So I wouldn't get too worked up over it. At the end of the day, they live in an apartment. They will live in that apartment - most likely alone - for the rest of their lives. So they have an outlet through which to bitch and complain, better than showing up at work with a gun. It also entertains me so it's a win-win for everyone.

But you can't possibly take anything they say seriously.

foxwoodlief said...

Thanks annonymous. I agree with most of what you say. I'm always amazed at people's ignorance. I gues the negativity is just their nature since they apparently are unhappy with their lives. I've traveled a lot and have always been amazed at how content and happy so many people are living in shit holes with nothing around the world that would envy living in a place as "horrible" as Arizona. Guess it really is all in the attitude.

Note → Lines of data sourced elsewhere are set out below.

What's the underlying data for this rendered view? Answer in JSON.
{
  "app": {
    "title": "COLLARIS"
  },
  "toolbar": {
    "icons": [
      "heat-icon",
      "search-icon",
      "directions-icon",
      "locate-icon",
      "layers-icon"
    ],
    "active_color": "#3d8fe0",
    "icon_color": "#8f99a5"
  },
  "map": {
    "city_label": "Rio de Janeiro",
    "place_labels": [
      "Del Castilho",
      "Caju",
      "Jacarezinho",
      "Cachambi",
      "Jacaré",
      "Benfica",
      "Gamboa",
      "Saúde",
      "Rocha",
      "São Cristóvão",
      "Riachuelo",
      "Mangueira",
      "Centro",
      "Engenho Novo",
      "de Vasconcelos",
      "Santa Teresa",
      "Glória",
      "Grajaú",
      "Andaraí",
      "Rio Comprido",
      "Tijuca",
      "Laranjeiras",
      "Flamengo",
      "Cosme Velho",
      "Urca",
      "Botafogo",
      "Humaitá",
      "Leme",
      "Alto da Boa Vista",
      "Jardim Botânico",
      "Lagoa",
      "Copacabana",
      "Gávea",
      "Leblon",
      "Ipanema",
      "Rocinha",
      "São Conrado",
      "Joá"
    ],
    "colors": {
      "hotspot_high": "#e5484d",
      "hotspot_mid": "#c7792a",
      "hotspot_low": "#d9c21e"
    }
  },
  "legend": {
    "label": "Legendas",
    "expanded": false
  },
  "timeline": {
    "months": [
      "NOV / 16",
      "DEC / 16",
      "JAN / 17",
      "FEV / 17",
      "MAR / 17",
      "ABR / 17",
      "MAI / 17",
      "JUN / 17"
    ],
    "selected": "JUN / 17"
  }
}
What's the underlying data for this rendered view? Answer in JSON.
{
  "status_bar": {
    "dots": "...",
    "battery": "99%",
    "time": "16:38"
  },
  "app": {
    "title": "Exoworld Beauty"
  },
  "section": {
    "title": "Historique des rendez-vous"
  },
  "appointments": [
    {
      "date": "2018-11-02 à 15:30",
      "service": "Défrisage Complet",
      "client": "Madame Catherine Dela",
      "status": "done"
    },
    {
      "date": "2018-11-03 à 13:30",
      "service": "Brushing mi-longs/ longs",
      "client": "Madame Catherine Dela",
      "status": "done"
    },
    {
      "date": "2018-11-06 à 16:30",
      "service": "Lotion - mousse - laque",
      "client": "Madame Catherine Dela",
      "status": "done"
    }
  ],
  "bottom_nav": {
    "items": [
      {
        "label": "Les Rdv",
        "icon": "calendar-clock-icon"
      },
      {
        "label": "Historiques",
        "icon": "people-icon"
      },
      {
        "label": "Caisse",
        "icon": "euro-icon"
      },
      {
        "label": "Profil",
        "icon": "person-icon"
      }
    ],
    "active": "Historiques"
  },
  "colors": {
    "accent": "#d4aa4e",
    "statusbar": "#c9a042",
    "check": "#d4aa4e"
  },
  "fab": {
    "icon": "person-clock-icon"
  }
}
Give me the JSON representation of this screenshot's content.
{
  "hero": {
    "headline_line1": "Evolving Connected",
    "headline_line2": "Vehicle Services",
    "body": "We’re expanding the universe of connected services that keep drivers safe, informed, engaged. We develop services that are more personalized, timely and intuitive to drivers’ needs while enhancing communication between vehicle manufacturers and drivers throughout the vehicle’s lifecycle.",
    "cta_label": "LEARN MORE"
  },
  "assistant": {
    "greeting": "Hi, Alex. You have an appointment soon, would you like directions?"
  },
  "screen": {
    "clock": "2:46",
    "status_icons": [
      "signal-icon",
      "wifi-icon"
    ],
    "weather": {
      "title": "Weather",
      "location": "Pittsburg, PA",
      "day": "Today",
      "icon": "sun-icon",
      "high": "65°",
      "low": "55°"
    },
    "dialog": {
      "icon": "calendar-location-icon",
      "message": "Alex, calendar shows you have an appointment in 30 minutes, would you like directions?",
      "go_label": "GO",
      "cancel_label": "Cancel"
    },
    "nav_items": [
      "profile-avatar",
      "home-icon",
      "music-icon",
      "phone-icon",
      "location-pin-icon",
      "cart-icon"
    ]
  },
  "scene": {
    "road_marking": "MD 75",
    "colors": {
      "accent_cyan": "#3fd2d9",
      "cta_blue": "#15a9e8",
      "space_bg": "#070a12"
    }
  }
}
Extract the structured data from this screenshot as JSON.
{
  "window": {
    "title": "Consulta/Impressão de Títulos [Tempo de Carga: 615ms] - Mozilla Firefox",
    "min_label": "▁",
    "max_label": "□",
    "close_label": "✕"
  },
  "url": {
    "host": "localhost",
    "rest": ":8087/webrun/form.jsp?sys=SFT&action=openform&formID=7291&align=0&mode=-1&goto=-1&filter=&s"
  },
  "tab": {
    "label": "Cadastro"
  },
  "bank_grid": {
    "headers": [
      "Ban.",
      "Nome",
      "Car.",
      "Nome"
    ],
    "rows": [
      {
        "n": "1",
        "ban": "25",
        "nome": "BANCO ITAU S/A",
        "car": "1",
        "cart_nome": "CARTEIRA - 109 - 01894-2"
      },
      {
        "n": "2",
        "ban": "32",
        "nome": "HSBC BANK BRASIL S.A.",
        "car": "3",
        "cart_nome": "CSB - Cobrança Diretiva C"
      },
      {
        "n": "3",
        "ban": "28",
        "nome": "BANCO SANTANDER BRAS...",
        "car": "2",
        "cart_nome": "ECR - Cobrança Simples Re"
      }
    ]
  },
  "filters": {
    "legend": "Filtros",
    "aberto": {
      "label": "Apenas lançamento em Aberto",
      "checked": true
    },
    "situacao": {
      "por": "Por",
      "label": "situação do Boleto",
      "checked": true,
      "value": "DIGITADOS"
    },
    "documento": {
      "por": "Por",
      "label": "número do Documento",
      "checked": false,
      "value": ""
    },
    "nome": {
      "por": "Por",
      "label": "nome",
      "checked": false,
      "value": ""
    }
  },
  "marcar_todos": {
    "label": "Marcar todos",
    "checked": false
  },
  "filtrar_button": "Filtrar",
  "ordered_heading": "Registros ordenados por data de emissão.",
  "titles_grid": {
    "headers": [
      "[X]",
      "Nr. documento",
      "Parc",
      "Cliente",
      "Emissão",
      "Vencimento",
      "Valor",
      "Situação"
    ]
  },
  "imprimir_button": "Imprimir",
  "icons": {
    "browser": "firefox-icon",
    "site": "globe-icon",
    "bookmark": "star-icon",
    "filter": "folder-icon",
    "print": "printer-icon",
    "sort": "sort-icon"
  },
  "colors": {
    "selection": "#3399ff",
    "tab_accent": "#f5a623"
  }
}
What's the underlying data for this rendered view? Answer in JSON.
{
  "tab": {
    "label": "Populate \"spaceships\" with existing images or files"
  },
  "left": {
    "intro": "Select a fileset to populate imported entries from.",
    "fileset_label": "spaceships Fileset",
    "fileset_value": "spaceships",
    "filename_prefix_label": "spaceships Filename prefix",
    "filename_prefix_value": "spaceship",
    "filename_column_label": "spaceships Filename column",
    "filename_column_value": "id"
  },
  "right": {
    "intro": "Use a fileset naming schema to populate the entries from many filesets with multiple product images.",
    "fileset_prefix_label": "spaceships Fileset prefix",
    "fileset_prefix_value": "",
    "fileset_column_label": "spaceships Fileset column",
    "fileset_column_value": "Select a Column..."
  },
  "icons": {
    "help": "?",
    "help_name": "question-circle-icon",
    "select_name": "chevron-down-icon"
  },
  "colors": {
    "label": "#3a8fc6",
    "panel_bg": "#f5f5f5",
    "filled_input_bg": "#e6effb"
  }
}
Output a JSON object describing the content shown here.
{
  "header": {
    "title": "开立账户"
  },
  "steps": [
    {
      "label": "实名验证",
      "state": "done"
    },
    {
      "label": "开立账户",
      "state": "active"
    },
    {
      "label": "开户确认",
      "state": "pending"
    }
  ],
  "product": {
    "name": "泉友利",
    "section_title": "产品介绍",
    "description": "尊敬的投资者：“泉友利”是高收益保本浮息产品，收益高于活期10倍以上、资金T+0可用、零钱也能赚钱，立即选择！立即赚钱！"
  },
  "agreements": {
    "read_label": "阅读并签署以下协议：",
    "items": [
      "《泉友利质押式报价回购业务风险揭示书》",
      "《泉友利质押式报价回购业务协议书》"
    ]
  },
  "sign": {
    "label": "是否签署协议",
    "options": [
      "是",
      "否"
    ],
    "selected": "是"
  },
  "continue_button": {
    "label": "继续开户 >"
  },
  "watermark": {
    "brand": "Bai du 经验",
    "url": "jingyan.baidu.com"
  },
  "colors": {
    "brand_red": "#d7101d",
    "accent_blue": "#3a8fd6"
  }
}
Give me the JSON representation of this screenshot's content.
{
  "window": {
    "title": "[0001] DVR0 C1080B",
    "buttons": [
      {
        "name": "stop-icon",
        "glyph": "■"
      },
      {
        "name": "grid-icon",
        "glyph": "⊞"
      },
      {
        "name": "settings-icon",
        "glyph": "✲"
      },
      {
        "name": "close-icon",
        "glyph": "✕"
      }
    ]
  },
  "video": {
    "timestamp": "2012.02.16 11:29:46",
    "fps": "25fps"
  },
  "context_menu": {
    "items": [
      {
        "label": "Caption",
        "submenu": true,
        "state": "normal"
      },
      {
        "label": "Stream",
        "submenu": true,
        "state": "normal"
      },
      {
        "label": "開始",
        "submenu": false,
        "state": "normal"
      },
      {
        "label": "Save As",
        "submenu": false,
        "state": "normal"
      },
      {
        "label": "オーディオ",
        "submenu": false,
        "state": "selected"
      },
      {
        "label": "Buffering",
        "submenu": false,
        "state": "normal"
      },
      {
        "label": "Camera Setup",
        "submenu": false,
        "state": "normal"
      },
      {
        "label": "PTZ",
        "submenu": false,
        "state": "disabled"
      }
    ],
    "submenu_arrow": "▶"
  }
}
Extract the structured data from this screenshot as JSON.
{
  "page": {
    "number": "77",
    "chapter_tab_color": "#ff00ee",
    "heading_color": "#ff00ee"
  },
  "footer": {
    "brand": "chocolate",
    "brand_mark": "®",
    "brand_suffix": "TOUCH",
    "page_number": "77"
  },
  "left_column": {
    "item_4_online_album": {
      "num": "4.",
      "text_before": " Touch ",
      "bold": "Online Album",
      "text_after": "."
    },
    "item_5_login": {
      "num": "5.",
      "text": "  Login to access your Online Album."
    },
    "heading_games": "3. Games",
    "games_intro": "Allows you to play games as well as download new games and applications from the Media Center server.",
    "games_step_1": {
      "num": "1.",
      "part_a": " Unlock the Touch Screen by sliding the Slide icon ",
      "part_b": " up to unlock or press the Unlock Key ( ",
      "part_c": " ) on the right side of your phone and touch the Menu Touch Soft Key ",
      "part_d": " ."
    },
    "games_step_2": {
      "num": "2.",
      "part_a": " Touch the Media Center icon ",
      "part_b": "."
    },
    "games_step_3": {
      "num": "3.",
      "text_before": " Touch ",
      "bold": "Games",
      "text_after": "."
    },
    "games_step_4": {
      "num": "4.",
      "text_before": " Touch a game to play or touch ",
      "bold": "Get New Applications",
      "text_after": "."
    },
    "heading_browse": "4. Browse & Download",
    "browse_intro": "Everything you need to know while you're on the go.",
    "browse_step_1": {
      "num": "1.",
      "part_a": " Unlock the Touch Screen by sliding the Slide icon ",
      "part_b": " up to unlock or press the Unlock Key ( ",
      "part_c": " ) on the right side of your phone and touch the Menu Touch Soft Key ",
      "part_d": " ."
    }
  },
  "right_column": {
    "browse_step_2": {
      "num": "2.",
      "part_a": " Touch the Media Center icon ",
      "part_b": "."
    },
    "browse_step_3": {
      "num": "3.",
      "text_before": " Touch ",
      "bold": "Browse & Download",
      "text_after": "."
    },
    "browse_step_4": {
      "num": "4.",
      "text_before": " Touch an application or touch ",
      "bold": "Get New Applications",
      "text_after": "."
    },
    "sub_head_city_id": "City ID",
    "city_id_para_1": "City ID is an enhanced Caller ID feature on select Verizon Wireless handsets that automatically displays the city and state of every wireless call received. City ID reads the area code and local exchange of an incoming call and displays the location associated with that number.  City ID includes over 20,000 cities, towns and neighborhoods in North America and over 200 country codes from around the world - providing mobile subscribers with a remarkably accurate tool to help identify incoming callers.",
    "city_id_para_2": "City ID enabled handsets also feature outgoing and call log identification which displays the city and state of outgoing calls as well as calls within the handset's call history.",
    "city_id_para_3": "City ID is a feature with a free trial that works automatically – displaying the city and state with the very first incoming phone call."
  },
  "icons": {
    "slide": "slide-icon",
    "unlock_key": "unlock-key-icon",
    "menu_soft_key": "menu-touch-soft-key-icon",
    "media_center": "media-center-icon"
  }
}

Having been in the AF and lived in Asia, Europe, Saudi, traveled in central and south America, the carribean, US/Canada, I can say that there are worst places to live. I have no problem with those who rent. I met many professionals who chose to rent instead of buy. Some friends of mine (nurse/engineer) rented for forty years in Phoenix and then bought a condo in 1995 in Scottsdale and said, "Wow, why didn't we do it sooner. If we had bought in 1950....the prices then" But the invested well, saved and so were no worse off.

I guess a lot of posters here have that typical American attitude that "Only America is worth living in and extend that to their select small communities like San Diego or such. Please, anyone who has traveled knows that there are many, many wonderful places to live that others would never consider living. My friends wife came from Italy and hated it there! Loves the Bay area and would NEVER consider returning to the Bellagio..I love that part of Italy.

So you are right. People get pre-concieved ideas, make their own out-come and then try to only use data that support their limited, bigoted view.

And as my wife always said, "If you are rich...everywhere is paradise and if you are poor...even Santa Barbara is hell!"

Anonymous said...

Normal income to home value is 2.5 times income. We are now at a record and disturbing 3.6% AVERAGE! I ran into a 7 times income recently in OC.